(Records from a collection)
=== Section Start ===

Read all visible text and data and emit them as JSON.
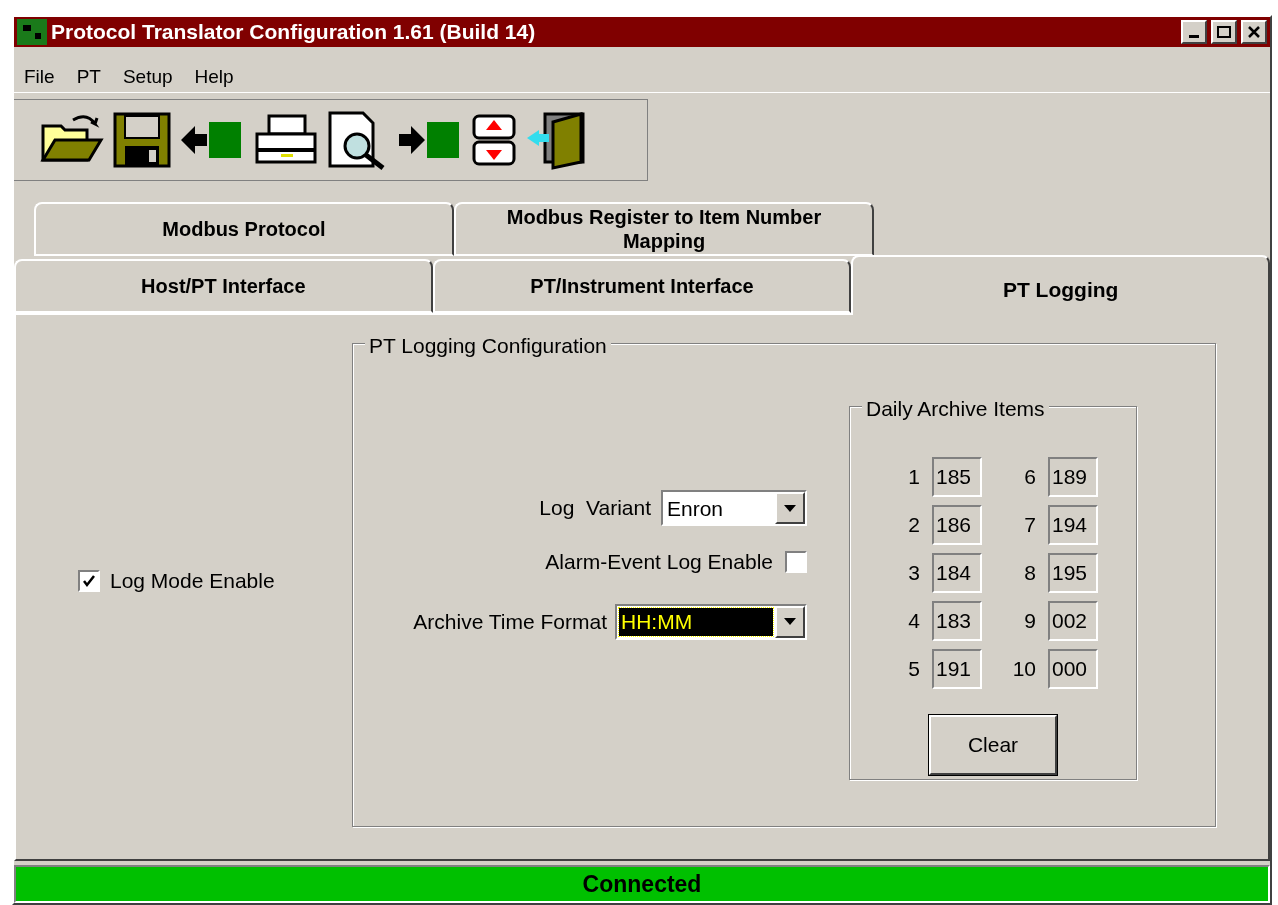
{
  "window": {
    "title": "Protocol Translator Configuration 1.61 (Build 14)"
  },
  "menu": [
    "File",
    "PT",
    "Setup",
    "Help"
  ],
  "toolbar": [
    {
      "kind": "open"
    },
    {
      "kind": "save"
    },
    {
      "kind": "upload"
    },
    {
      "kind": "print"
    },
    {
      "kind": "preview"
    },
    {
      "kind": "download"
    },
    {
      "kind": "sync"
    },
    {
      "kind": "exit"
    }
  ],
  "tab_rows": [
    [
      {
        "label": "Modbus Protocol",
        "selected": false
      },
      {
        "label": "Modbus Register to Item Number Mapping",
        "selected": false
      }
    ],
    [
      {
        "label": "Host/PT Interface",
        "selected": false
      },
      {
        "label": "PT/Instrument Interface",
        "selected": false
      },
      {
        "label": "PT Logging",
        "selected": true
      }
    ]
  ],
  "log_mode_enable": {
    "label": "Log Mode Enable",
    "checked": true
  },
  "group": {
    "title": "PT Logging Configuration",
    "log_variant": {
      "label": "Log  Variant",
      "value": "Enron",
      "focused": false
    },
    "alarm_event": {
      "label": "Alarm-Event Log Enable",
      "checked": false
    },
    "archive_time_format": {
      "label": "Archive Time Format",
      "value": "HH:MM",
      "focused": true
    },
    "daily_archive": {
      "title": "Daily Archive Items",
      "items": [
        {
          "index": "1",
          "value": "185"
        },
        {
          "index": "2",
          "value": "186"
        },
        {
          "index": "3",
          "value": "184"
        },
        {
          "index": "4",
          "value": "183"
        },
        {
          "index": "5",
          "value": "191"
        },
        {
          "index": "6",
          "value": "189"
        },
        {
          "index": "7",
          "value": "194"
        },
        {
          "index": "8",
          "value": "195"
        },
        {
          "index": "9",
          "value": "002"
        },
        {
          "index": "10",
          "value": "000"
        }
      ],
      "button": "Clear"
    }
  },
  "status_bar": {
    "text": "Connected"
  }
}
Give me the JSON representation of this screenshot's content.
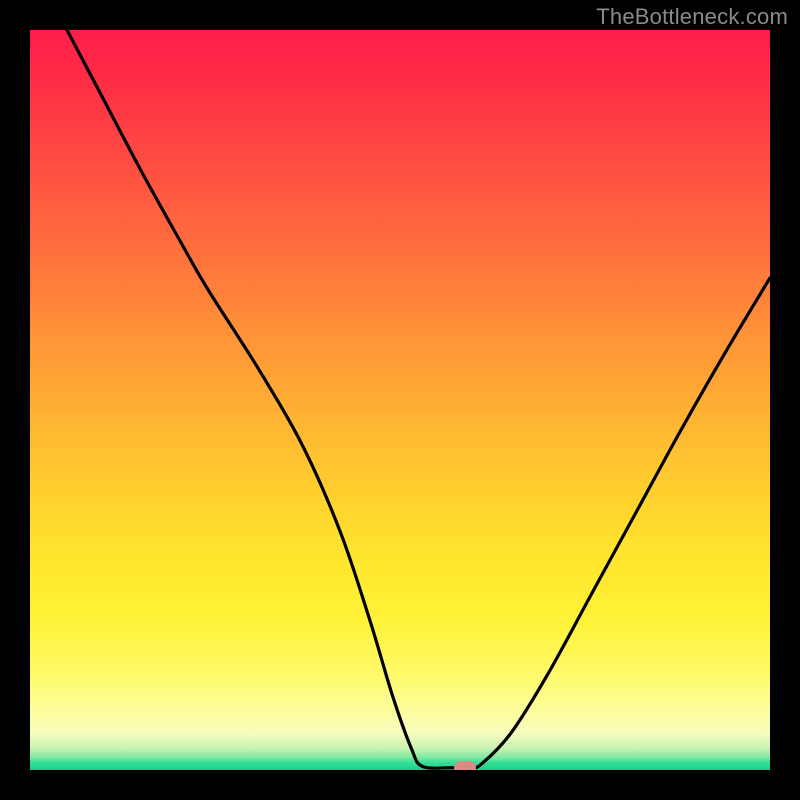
{
  "watermark": "TheBottleneck.com",
  "chart_data": {
    "type": "line",
    "title": "",
    "xlabel": "",
    "ylabel": "",
    "xlim": [
      0,
      100
    ],
    "ylim": [
      0,
      100
    ],
    "grid": false,
    "legend": false,
    "curve": [
      {
        "x": 5.0,
        "y": 100.0
      },
      {
        "x": 10.0,
        "y": 90.5
      },
      {
        "x": 15.0,
        "y": 81.0
      },
      {
        "x": 20.0,
        "y": 72.0
      },
      {
        "x": 24.0,
        "y": 65.0
      },
      {
        "x": 31.0,
        "y": 54.0
      },
      {
        "x": 37.0,
        "y": 43.5
      },
      {
        "x": 42.0,
        "y": 32.0
      },
      {
        "x": 46.0,
        "y": 20.0
      },
      {
        "x": 49.0,
        "y": 10.0
      },
      {
        "x": 51.5,
        "y": 3.0
      },
      {
        "x": 53.0,
        "y": 0.5
      },
      {
        "x": 57.0,
        "y": 0.3
      },
      {
        "x": 59.5,
        "y": 0.3
      },
      {
        "x": 61.0,
        "y": 0.8
      },
      {
        "x": 65.0,
        "y": 5.0
      },
      {
        "x": 70.0,
        "y": 13.0
      },
      {
        "x": 76.0,
        "y": 24.0
      },
      {
        "x": 82.0,
        "y": 35.0
      },
      {
        "x": 88.0,
        "y": 46.0
      },
      {
        "x": 94.0,
        "y": 56.5
      },
      {
        "x": 100.0,
        "y": 66.5
      }
    ],
    "minimum_marker": {
      "x": 58.8,
      "y": 0.3,
      "color": "#d98a85"
    },
    "curve_stroke": "#000000",
    "curve_stroke_width": 3.2,
    "background_gradient_stops": [
      {
        "pos": 0.0,
        "color": "#ff1d4a"
      },
      {
        "pos": 0.28,
        "color": "#ff6a3e"
      },
      {
        "pos": 0.52,
        "color": "#ffb233"
      },
      {
        "pos": 0.8,
        "color": "#fff238"
      },
      {
        "pos": 0.95,
        "color": "#f7fbbf"
      },
      {
        "pos": 0.99,
        "color": "#36dd96"
      },
      {
        "pos": 1.0,
        "color": "#18d38d"
      }
    ]
  }
}
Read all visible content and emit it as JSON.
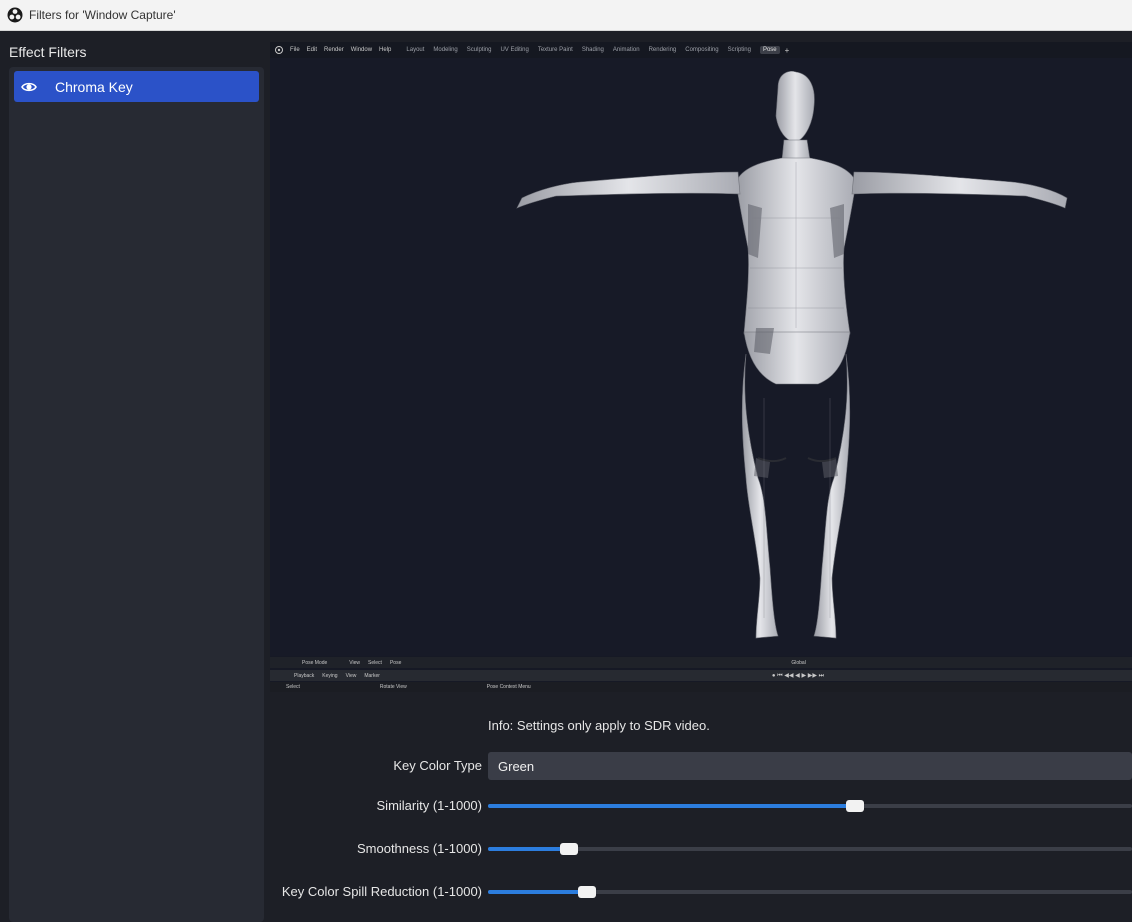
{
  "window": {
    "title": "Filters for 'Window Capture'"
  },
  "panel": {
    "heading": "Effect Filters",
    "filters": [
      {
        "label": "Chroma Key",
        "enabled": true
      }
    ]
  },
  "preview": {
    "blender": {
      "menus": [
        "File",
        "Edit",
        "Render",
        "Window",
        "Help"
      ],
      "workspaces": [
        "Layout",
        "Modeling",
        "Sculpting",
        "UV Editing",
        "Texture Paint",
        "Shading",
        "Animation",
        "Rendering",
        "Compositing",
        "Scripting",
        "Pose"
      ],
      "active_workspace_index": 10,
      "header_bar": [
        "Pose Mode",
        "View",
        "Select",
        "Pose",
        "Global"
      ],
      "timeline_bar": [
        "Playback",
        "Keying",
        "View",
        "Marker"
      ],
      "status_bar": [
        "Select",
        "Rotate View",
        "Pose Context Menu"
      ]
    }
  },
  "settings": {
    "info": "Info: Settings only apply to SDR video.",
    "key_color_type": {
      "label": "Key Color Type",
      "value": "Green"
    },
    "similarity": {
      "label": "Similarity (1-1000)",
      "fraction": 0.57
    },
    "smoothness": {
      "label": "Smoothness (1-1000)",
      "fraction": 0.125
    },
    "spill": {
      "label": "Key Color Spill Reduction (1-1000)",
      "fraction": 0.153
    }
  },
  "colors": {
    "accent": "#2c7dde",
    "selected": "#2b52c8",
    "panel_bg": "#272a33",
    "window_bg": "#1d1f26"
  },
  "icons": {
    "app": "obs-logo-icon",
    "visibility": "eye-icon"
  }
}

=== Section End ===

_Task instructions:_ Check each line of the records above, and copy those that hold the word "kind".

_Answer to the exercise:_
      "kind": "open"
      "kind": "save"
      "kind": "upload"
      "kind": "print"
      "kind": "preview"
      "kind": "download"
      "kind": "sync"
      "kind": "exit"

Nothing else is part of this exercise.